'Lingula Horizons in the Coal Measures of Northumberland and Durham'
William Hopkins, University of Durham
Geological Magazine, Volume 71, Issue 04, April 1934, pp.183-189
"Previous to 1858, the Northumberland and Durham Coalfield was considered to be destitute of any fauna other than the usual non-marine type. In 1858, J. W. Kirkby gave the first indication of marine fossils in this coalfield. He obtained specimens of Lingula credneri (Geinitz) from shales some 17 feet above the Five-Quarter seam during the sinking of a shaft at Ryhope, 3 miles south of Sunderland (9). Some of these specimens are figured by T. Davidson (2)."
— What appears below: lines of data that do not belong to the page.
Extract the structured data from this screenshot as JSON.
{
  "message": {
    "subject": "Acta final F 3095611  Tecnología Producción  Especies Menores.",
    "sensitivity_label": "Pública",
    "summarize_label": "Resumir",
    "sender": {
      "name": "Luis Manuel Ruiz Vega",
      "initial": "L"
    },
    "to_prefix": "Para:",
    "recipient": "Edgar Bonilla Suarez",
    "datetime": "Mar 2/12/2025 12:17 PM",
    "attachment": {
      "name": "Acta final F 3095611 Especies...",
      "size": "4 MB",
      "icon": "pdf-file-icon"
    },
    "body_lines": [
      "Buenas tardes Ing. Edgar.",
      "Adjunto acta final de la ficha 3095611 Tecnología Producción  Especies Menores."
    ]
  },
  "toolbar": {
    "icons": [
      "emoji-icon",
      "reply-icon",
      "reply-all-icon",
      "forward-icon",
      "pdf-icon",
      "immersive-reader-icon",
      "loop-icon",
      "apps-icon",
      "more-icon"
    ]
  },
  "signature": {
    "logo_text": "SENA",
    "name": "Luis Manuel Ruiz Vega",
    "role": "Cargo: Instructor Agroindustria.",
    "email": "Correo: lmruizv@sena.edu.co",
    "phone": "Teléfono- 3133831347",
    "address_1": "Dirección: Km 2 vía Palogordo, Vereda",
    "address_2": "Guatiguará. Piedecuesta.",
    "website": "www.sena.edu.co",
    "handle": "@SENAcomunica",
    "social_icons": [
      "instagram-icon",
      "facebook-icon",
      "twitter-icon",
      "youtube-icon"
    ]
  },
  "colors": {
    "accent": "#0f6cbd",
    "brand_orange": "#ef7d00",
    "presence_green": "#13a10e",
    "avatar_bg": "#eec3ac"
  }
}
Your area, Ossett, has been under water. The BGS describes the Pennine Middle Coal Measures Formation as "swamps, estuaries and deltas. These rocks were formed in marginal coastal plains with lakes and swamps periodically inundated by the sea; or estuaries and deltas, and shallow seas". That is just the bedrock exposed at the surface. There are older rocks below and there were younger rocks above (since removed by erosion), some of which were probably also deposited in marine environments (although we know many were not).
Just looking through some old books and I came across something that looks like the specimen that Dan has found.
I will probably be wrong but it looks like a referance to a fossil found in the Silurian around the New York area,
It is a reasonable thought, thanks; especially as Syringopora is recorded from Yorkshire.
But I don't think it flies.
Dan's specimen has a fairly regular pattern of vertical and horizontal struts, whereas the structure in Syringopora is somewhat random horizontally; also in Dan's specimen the struts are narrow and probably solid, whereas in S. they are thicker (relative to the gaps between) and more tubular.
I've been trying to find an example of a plant with woody vascular bundles arranged in the right sort of structure, but without luck. (You may have noticed on old Antirrhinum (snapdragon) stems, there is a perforated woody inner part that remains for a while as old plants decompose; Broccoli and wallflower, likewise.)
By all means consider sending it to the NHM, but contact them first for advice (they may get a palaeontolgist to have a look at the discussion, which might give result in an ID).
Also, just because I and other viewers here don't recognize it, it doesn't mean it is a new species. I've been doing geology for over 40 years, and I still find plenty of stuff new to me but known to others.